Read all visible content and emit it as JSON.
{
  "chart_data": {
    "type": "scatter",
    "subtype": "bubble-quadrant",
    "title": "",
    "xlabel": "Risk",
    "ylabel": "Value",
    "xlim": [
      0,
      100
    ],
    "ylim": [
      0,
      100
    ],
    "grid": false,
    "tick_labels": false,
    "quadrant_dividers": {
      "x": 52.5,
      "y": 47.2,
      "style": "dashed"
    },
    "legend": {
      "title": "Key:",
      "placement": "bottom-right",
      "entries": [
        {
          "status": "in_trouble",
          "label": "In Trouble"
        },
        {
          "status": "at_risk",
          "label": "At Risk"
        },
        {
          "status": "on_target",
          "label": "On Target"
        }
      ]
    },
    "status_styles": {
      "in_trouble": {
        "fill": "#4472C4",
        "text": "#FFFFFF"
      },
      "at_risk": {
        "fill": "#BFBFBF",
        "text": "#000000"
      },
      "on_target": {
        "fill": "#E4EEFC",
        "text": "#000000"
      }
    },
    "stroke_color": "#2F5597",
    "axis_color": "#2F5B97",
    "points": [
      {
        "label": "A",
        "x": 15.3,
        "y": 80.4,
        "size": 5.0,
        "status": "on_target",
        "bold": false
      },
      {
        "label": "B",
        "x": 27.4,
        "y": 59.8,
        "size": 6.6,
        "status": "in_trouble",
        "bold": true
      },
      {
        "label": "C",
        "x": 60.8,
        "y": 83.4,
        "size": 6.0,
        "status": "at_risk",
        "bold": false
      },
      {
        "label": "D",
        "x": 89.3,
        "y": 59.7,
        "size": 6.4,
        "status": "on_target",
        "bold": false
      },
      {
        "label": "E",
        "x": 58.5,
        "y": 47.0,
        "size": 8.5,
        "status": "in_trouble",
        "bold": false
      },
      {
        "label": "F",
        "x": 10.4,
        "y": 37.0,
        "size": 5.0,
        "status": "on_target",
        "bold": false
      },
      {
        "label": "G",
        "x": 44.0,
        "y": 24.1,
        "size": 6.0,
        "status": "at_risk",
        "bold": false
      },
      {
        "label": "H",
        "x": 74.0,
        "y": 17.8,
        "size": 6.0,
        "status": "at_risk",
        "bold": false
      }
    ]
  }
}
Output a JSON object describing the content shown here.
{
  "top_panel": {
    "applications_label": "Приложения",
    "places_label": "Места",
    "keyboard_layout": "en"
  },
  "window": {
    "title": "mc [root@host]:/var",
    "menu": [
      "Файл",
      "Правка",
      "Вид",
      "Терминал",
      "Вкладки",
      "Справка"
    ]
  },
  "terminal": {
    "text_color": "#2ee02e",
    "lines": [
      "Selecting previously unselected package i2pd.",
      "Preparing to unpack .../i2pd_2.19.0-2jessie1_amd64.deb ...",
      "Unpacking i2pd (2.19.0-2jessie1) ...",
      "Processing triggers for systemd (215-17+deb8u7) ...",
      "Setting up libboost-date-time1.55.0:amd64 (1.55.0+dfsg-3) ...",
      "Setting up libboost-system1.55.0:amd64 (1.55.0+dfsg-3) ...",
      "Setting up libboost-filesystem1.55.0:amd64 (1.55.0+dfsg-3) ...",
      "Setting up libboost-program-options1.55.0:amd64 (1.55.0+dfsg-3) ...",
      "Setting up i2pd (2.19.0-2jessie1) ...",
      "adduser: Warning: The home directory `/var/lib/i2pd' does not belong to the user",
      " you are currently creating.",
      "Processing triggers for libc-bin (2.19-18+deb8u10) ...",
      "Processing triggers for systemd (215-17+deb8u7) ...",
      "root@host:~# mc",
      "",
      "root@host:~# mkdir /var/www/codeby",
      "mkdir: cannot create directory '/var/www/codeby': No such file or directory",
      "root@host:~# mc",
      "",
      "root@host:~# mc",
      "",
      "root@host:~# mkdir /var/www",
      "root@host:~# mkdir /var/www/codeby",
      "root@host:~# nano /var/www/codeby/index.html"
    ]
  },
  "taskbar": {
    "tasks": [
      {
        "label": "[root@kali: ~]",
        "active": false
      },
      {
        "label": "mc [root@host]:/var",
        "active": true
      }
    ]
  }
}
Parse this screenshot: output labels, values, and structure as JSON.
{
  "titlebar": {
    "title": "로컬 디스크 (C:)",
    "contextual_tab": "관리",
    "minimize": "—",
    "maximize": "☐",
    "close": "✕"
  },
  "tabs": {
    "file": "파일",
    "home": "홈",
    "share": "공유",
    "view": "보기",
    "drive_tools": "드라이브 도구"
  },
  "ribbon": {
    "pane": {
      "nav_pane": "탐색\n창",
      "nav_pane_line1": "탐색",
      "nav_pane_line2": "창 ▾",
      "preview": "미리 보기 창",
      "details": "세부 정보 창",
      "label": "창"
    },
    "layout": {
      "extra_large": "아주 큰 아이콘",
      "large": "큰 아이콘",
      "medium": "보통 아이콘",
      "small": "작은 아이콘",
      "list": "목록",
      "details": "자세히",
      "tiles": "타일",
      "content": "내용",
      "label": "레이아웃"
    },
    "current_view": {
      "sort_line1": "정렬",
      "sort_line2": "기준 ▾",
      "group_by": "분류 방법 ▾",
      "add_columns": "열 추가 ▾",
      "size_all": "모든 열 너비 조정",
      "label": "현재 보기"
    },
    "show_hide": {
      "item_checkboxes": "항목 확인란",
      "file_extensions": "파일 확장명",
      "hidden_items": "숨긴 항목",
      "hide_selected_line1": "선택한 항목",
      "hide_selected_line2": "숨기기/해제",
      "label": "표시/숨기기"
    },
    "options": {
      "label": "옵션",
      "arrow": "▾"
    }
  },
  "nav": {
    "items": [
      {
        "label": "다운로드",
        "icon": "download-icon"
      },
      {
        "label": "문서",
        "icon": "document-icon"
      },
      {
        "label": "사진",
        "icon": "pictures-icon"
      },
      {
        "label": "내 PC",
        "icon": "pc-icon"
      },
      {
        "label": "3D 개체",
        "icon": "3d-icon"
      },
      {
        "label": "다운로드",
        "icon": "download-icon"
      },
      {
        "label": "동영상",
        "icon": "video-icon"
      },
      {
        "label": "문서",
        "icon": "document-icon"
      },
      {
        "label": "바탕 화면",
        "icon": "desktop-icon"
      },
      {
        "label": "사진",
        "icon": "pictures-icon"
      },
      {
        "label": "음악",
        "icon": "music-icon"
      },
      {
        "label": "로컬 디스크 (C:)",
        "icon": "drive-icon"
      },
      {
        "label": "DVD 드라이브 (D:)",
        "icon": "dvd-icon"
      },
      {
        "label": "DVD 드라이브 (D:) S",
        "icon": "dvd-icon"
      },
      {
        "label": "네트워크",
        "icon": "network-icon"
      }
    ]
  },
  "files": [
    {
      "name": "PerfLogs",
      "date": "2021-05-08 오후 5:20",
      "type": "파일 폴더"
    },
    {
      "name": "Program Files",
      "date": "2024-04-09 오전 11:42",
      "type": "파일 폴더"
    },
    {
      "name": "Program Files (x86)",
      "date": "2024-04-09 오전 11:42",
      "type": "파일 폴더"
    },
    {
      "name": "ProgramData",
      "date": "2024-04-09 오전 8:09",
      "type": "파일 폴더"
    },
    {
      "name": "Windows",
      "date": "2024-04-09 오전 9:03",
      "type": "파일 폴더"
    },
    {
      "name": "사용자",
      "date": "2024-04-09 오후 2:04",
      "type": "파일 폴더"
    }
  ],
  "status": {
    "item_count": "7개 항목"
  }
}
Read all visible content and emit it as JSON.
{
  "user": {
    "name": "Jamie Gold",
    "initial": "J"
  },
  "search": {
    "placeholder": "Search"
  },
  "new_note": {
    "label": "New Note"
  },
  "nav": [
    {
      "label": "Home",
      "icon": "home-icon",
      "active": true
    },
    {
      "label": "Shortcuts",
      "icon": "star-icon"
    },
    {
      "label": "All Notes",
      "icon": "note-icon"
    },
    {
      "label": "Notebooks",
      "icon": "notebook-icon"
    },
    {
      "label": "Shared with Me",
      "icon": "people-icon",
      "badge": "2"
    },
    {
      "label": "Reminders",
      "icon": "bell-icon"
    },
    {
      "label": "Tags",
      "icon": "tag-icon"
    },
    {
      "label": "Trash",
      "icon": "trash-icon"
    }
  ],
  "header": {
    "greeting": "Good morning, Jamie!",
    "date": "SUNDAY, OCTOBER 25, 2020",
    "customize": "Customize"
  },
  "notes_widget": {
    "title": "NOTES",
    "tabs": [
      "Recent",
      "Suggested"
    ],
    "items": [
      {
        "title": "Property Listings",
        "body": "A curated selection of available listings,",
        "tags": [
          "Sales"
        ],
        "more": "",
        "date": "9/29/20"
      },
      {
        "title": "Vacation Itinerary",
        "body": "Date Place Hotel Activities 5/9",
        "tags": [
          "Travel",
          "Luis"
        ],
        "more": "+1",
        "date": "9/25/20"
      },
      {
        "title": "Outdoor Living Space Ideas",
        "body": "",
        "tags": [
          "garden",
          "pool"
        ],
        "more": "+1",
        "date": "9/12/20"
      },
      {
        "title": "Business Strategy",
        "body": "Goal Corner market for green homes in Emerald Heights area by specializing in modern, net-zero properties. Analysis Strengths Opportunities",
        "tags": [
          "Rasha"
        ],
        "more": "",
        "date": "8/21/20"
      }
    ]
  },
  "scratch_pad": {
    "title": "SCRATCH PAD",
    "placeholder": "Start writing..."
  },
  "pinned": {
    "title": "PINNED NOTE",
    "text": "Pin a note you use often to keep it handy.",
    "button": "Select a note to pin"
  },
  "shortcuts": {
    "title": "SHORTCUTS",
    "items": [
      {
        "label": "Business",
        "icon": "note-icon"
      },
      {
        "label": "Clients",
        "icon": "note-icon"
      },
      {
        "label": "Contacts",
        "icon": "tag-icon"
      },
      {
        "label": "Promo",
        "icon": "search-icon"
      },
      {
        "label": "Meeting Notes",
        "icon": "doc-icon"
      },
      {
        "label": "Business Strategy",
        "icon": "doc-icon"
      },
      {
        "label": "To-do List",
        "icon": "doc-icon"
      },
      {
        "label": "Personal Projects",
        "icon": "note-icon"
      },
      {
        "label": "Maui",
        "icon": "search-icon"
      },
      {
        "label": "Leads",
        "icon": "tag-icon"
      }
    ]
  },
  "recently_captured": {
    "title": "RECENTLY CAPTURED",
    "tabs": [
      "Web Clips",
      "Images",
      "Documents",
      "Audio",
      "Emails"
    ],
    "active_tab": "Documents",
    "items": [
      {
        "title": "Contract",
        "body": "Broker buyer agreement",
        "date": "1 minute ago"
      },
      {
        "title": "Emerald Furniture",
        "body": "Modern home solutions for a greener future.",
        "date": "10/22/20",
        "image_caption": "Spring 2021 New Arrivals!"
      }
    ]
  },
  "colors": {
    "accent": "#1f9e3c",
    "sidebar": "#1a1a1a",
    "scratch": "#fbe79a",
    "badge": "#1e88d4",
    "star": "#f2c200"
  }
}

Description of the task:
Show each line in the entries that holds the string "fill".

Problem solution:
        "fill": "#4472C4",
        "fill": "#BFBFBF",
        "fill": "#E4EEFC",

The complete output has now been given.